→ Exercise aim: Among the lines of the records, please find those that contain the word "section" and copy them.

----------

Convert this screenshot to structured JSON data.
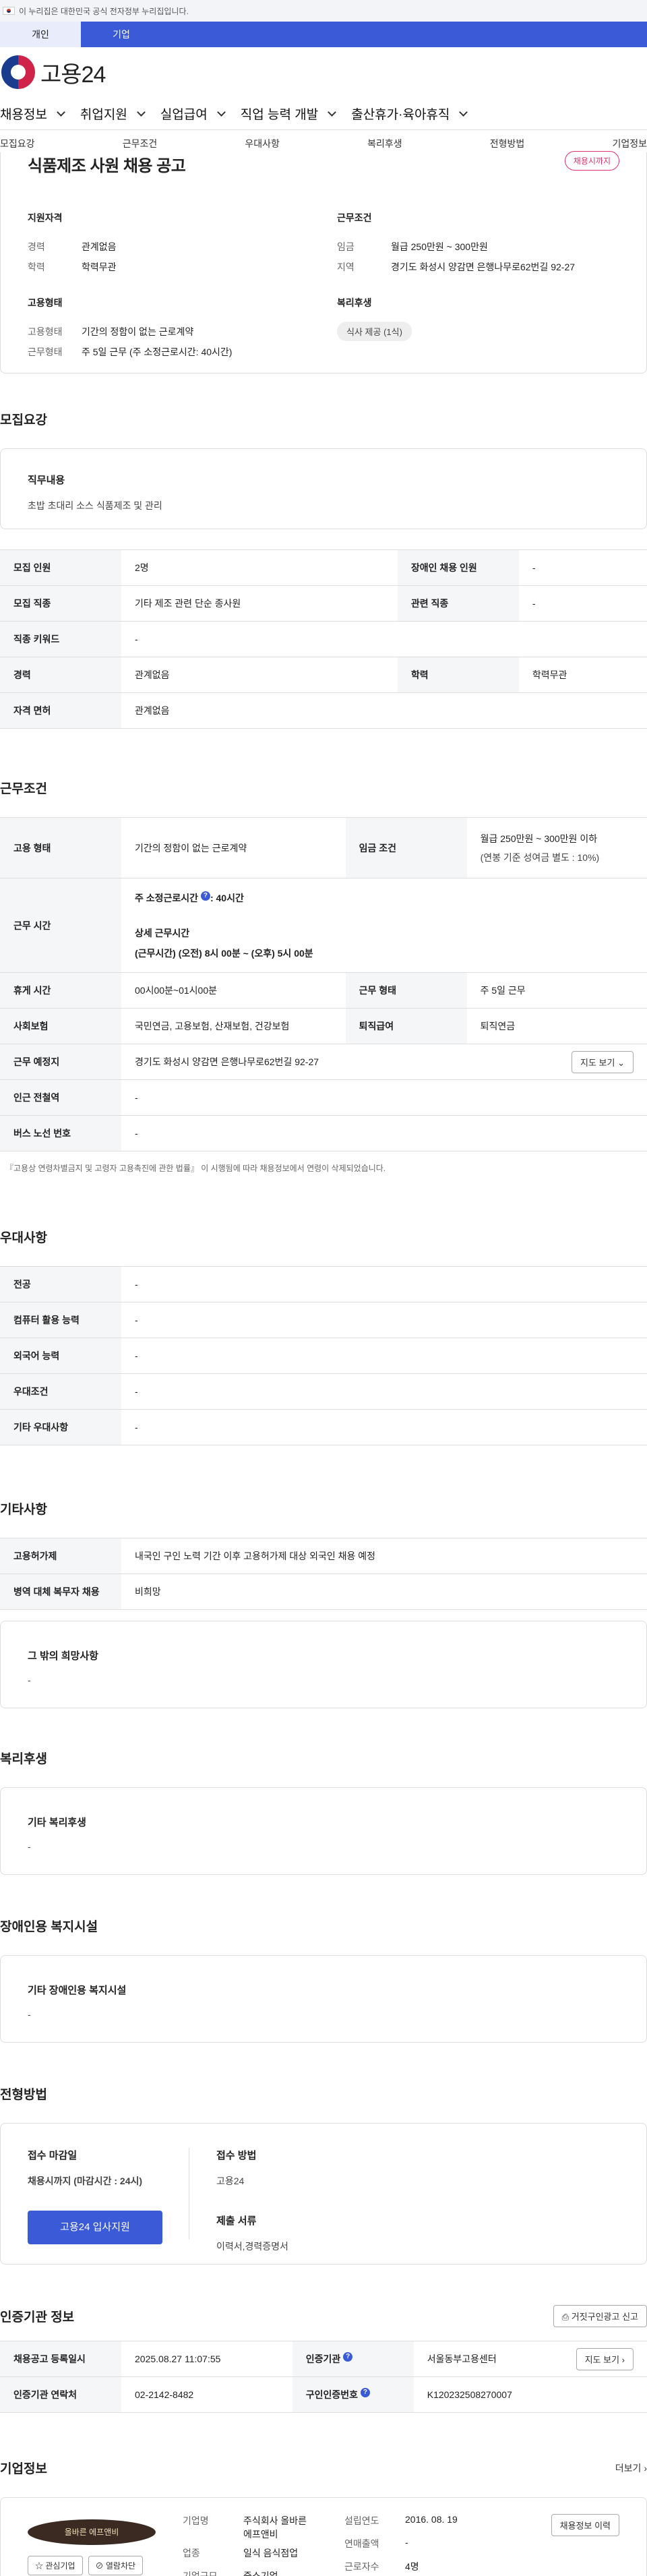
{
  "gov_banner": "이 누리집은 대한민국 공식 전자정부 누리집입니다.",
  "user_tabs": [
    "개인",
    "기업"
  ],
  "logo": "고용24",
  "gnb": [
    "채용정보",
    "취업지원",
    "실업급여",
    "직업 능력 개발",
    "출산휴가·육아휴직"
  ],
  "anchors": [
    "모집요강",
    "근무조건",
    "우대사항",
    "복리후생",
    "전형방법",
    "기업정보"
  ],
  "job": {
    "title": "식품제조 사원 채용 공고",
    "status": "채용시까지",
    "qual_title": "지원자격",
    "qual": [
      {
        "k": "경력",
        "v": "관계없음"
      },
      {
        "k": "학력",
        "v": "학력무관"
      }
    ],
    "emp_title": "고용형태",
    "emp": [
      {
        "k": "고용형태",
        "v": "기간의 정함이 없는 근로계약"
      },
      {
        "k": "근무형태",
        "v": "주 5일 근무 (주 소정근로시간: 40시간)"
      }
    ],
    "cond_title": "근무조건",
    "cond": [
      {
        "k": "임금",
        "v": "월급 250만원 ~ 300만원"
      },
      {
        "k": "지역",
        "v": "경기도 화성시 양감면 은행나무로62번길 92-27"
      }
    ],
    "welfare_title": "복리후생",
    "welfare_chip": "식사 제공 (1식)"
  },
  "recruit": {
    "section": "모집요강",
    "duty_title": "직무내용",
    "duty": "초밥 초대리 소스 식품제조 및 관리",
    "rows": [
      {
        "k1": "모집 인원",
        "v1": "2명",
        "k2": "장애인 채용 인원",
        "v2": "-"
      },
      {
        "k1": "모집 직종",
        "v1": "기타 제조 관련 단순 종사원",
        "k2": "관련 직종",
        "v2": "-"
      },
      {
        "k1": "직종 키워드",
        "v1": "-"
      },
      {
        "k1": "경력",
        "v1": "관계없음",
        "k2": "학력",
        "v2": "학력무관"
      },
      {
        "k1": "자격 면허",
        "v1": "관계없음"
      }
    ]
  },
  "work": {
    "section": "근무조건",
    "type_k": "고용 형태",
    "type_v": "기간의 정함이 없는 근로계약",
    "wage_k": "임금 조건",
    "wage_v1": "월급 250만원 ~ 300만원 이하",
    "wage_v2": "(연봉 기준 성여금 별도 : 10%)",
    "hours_k": "근무 시간",
    "hours_v1a": "주 소정근로시간",
    "hours_v1b": ": 40시간",
    "hours_v2": "상세 근무시간",
    "hours_v3": "(근무시간) (오전) 8시 00분 ~ (오후) 5시 00분",
    "break_k": "휴게 시간",
    "break_v": "00시00분~01시00분",
    "form_k": "근무 형태",
    "form_v": "주 5일 근무",
    "ins_k": "사회보험",
    "ins_v": "국민연금, 고용보험, 산재보험, 건강보험",
    "ret_k": "퇴직급여",
    "ret_v": "퇴직연금",
    "place_k": "근무 예정지",
    "place_v": "경기도 화성시 양감면 은행나무로62번길 92-27",
    "map_btn": "지도 보기",
    "station_k": "인근 전철역",
    "station_v": "-",
    "bus_k": "버스 노선 번호",
    "bus_v": "-",
    "note": "『고용상 연령차별금지 및 고령자 고용촉진에 관한 법률』 이 시행됨에 따라 채용정보에서 연령이 삭제되었습니다."
  },
  "pref": {
    "section": "우대사항",
    "rows": [
      {
        "k": "전공",
        "v": "-"
      },
      {
        "k": "컴퓨터 활용 능력",
        "v": "-"
      },
      {
        "k": "외국어 능력",
        "v": "-"
      },
      {
        "k": "우대조건",
        "v": "-"
      },
      {
        "k": "기타 우대사항",
        "v": "-"
      }
    ]
  },
  "etc": {
    "section": "기타사항",
    "rows": [
      {
        "k": "고용허가제",
        "v": "내국인 구인 노력 기간 이후 고용허가제 대상 외국인 채용 예정"
      },
      {
        "k": "병역 대체 복무자 채용",
        "v": "비희망"
      }
    ],
    "other_title": "그 밖의 희망사항",
    "other_v": "-"
  },
  "benefit": {
    "section": "복리후생",
    "title": "기타 복리후생",
    "v": "-"
  },
  "disabled": {
    "section": "장애인용 복지시설",
    "title": "기타 장애인용 복지시설",
    "v": "-"
  },
  "process": {
    "section": "전형방법",
    "deadline_title": "접수 마감일",
    "deadline_v": "채용시까지 (마감시간 : 24시)",
    "apply_btn": "고용24 입사지원",
    "method_title": "접수 방법",
    "method_v": "고용24",
    "docs_title": "제출 서류",
    "docs_v": "이력서,경력증명서"
  },
  "agency": {
    "section": "인증기관 정보",
    "report_btn": "거짓구인광고 신고",
    "reg_k": "채용공고 등록일시",
    "reg_v": "2025.08.27 11:07:55",
    "org_k": "인증기관",
    "org_v": "서울동부고용센터",
    "map_btn": "지도 보기",
    "tel_k": "인증기관 연락처",
    "tel_v": "02-2142-8482",
    "no_k": "구인인증번호",
    "no_v": "K120232508270007"
  },
  "company": {
    "section": "기업정보",
    "more": "더보기",
    "logo_text": "올바른 에프앤비",
    "fav_btn": "관심기업",
    "block_btn": "열람차단",
    "name_k": "기업명",
    "name_v1": "주식회사 올바른",
    "name_v2": "에프앤비",
    "ind_k": "업종",
    "ind_v": "일식 음식점업",
    "size_k": "기업규모",
    "size_v": "중소기업",
    "year_k": "설립연도",
    "year_v": "2016. 08. 19",
    "sales_k": "연매출액",
    "sales_v": "-",
    "emp_k": "근로자수",
    "emp_v": "4명",
    "hist_btn": "채용정보 이력"
  }
}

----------

→ Result of the task:
    "section": "모집요강",
    "section": "근무조건",
    "section": "우대사항",
    "section": "기타사항",
    "section": "복리후생",
    "section": "장애인용 복지시설",
    "section": "전형방법",
    "section": "인증기관 정보",
    "section": "기업정보",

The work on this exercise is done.